Remember how happy you were if your parents gave you a pound for every A on your school report? They made you want to do it again, right? That’s positive reinforcement.
Dogs don’t care about money. They care about praise … and food. Positive reinforcement training uses praise and/or treats to reward your dog for doing something you want him to do. Because the reward makes him more likely to repeat the behavior, positive reinforcement is one of your most powerful tools for shaping or changing your dog’s behavior.
Rewarding your dog for good behavior sounds pretty simple, and it is! But to practice the technique effectively, you need to follow some basic guidelines.
Correct timing is essential when using positive reinforcement.
Dogs don’t understand sentences. “Daisy, I want you to be a good girl and sit for me now” will likely earn you a blank stare.
Keep commands short and uncomplicated. The most commonly used dog commands are:
Everyone in the family should use the same commands; otherwise, your dog may be confused. It might help to post a list of commands where everyone can become familiar with them.
Consistency also means always rewarding the desired behavior and never rewarding undesired behavior.
The good: Positive reinforcement is great for teaching your dog commands, and it’s also a good way of reinforcing good behavior. You may have your dog sit
Give him a pat or a “Good dog” for lying quietly by your feet, or slip a treat into a Kong®-type toy when he’s chewing it instead of your shoe.
The bad: Be careful that you don’t inadvertently use positive reinforcement to reward unwanted behaviors.
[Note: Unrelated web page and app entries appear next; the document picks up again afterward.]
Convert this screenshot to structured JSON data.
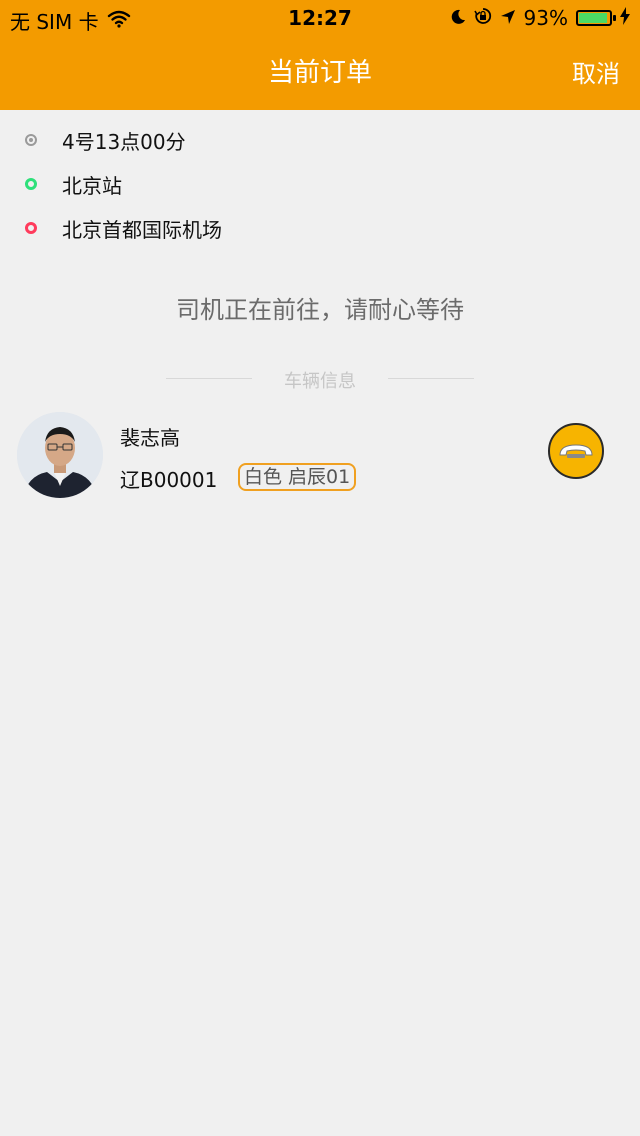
{
  "status_bar": {
    "carrier": "无 SIM 卡",
    "time": "12:27",
    "battery_percent": "93%",
    "battery_level": 0.93
  },
  "nav": {
    "title": "当前订单",
    "cancel": "取消"
  },
  "route": {
    "time": "4号13点00分",
    "start": "北京站",
    "end": "北京首都国际机场"
  },
  "status_message": "司机正在前往，请耐心等待",
  "section_label": "车辆信息",
  "driver": {
    "name": "裴志高",
    "plate": "辽B00001",
    "car": "白色 启辰01"
  },
  "colors": {
    "brand": "#f39b00",
    "start_dot": "#2ee07a",
    "end_dot": "#ff3b5c",
    "time_dot": "#9a9a9a",
    "call_button": "#f7b400"
  },
  "icons": {
    "wifi": "wifi-icon",
    "moon": "moon-icon",
    "rotation_lock": "rotation-lock-icon",
    "location": "location-arrow-icon",
    "battery": "battery-icon",
    "charging": "charging-icon",
    "call": "phone-icon"
  }
}
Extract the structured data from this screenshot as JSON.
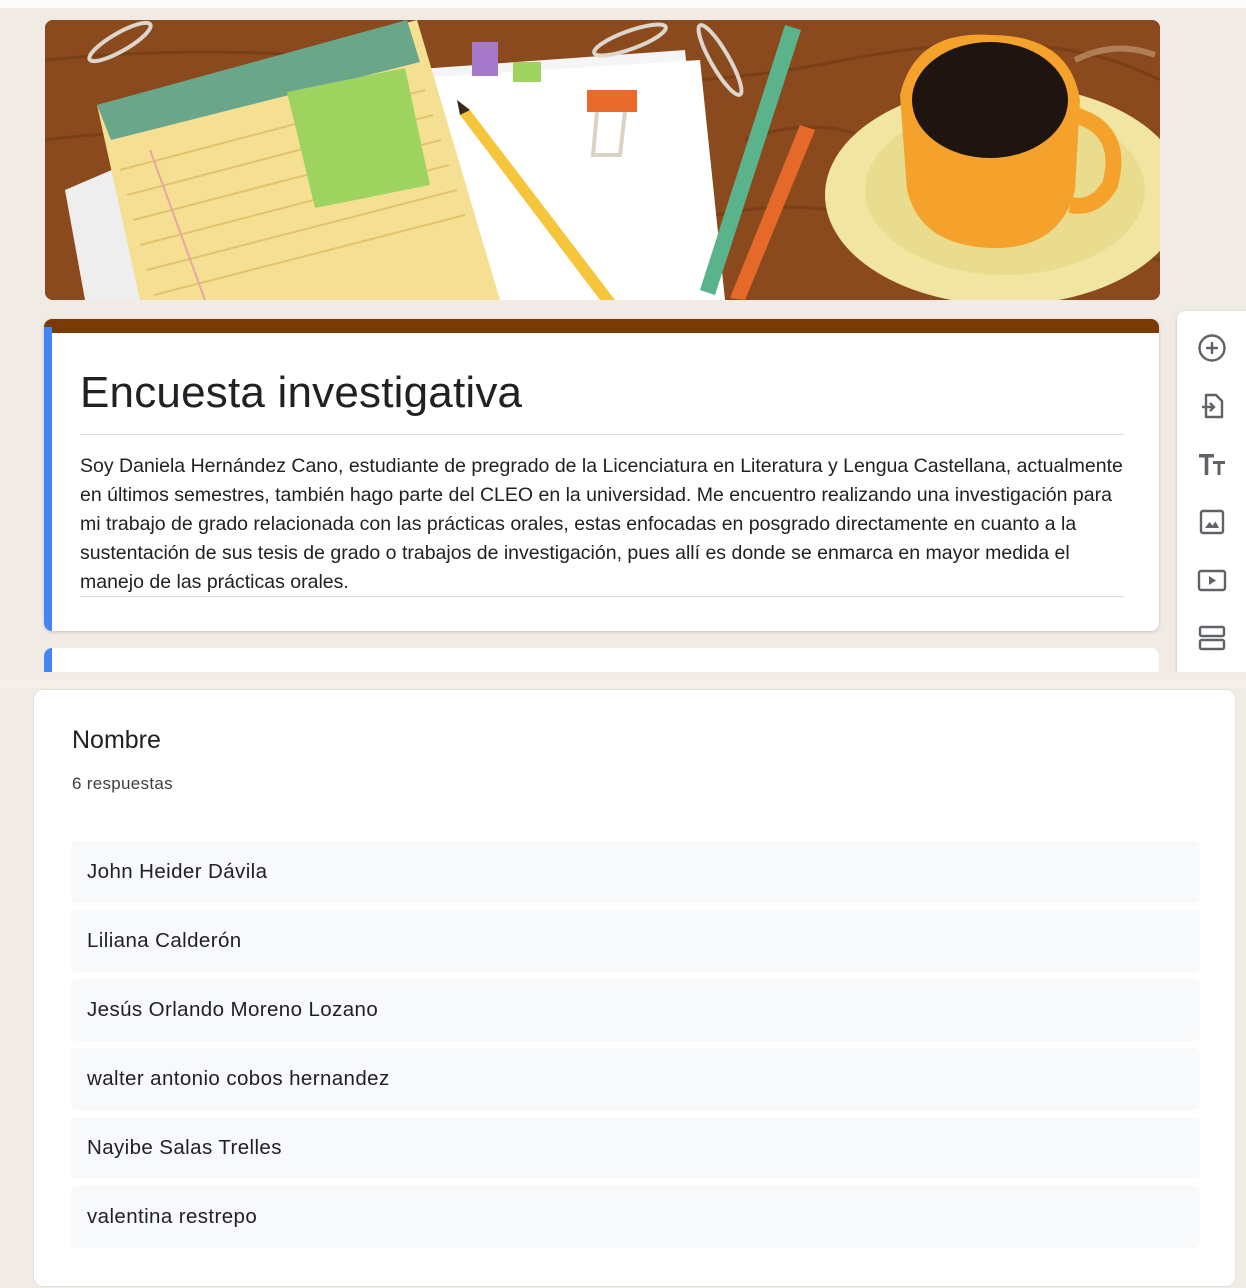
{
  "form": {
    "title": "Encuesta investigativa",
    "description": "Soy Daniela Hernández Cano, estudiante de pregrado de la Licenciatura en Literatura y Lengua Castellana, actualmente en últimos semestres, también hago parte del CLEO en la universidad. Me encuentro realizando una investigación para mi trabajo de grado relacionada con las prácticas orales, estas enfocadas en posgrado directamente en cuanto a la sustentación de sus tesis de grado o trabajos de investigación, pues allí es donde se enmarca en mayor medida el manejo de las prácticas orales.",
    "accent_color": "#7a3a06",
    "focus_color": "#4285f4"
  },
  "toolbar": {
    "items": [
      {
        "icon": "add-circle-icon"
      },
      {
        "icon": "import-questions-icon"
      },
      {
        "icon": "title-text-icon"
      },
      {
        "icon": "image-icon"
      },
      {
        "icon": "video-icon"
      },
      {
        "icon": "section-icon"
      }
    ]
  },
  "responses": {
    "question": "Nombre",
    "count_label": "6 respuestas",
    "answers": [
      "John Heider Dávila",
      "Liliana Calderón",
      "Jesús Orlando Moreno Lozano",
      "walter antonio cobos hernandez",
      "Nayibe Salas Trelles",
      "valentina restrepo"
    ]
  }
}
For example, if you let your dog outside every time he barks at a noise in the neighborhood, you’re giving him a reward (access to the yard) for behavior you want to discourage.
It can take time for your dog to learn certain behaviors. You may need to use a technique called “shaping,” which means reinforcing something close to the desired response and then gradually requiring more from your dog before he gets the treat.
For example, if you’re teaching your dog to “shake hands,” you may initially reward him for lifting his paw off the ground, then for lifting it higher, then for touching your hand, then for letting you hold his paw, and finally, for actually “shaking hands” with you.
Positive reinforcement can include food treats, praise, petting, or a favorite toy or game. Since most dogs are highly food-motivated, food treats work especially well for training.
If your dog isn’t as motivated by food treats, a toy, petting, or brief play can be very effective rewards.
When your pet is learning a new behavior, reward him every time he does the behavior. This is called continuous reinforcement.
Once your pet has reliably learned the behavior, you want to switch to intermittent reinforcement, in which you continue with praise, but gradually reduce the number of times he receives a treat for doing the desired behavior.
Caution! Don’t decrease the rewards too quickly. You don’t want your dog to become frustrated.
By understanding positive reinforcement, you’ll see that you’re not forever bound to carry a pocketful of goodies. Your dog will soon be working for your verbal praise, because he wants to please you and knows that, occasionally, he’ll get a treat, too.
Source: The Humane Society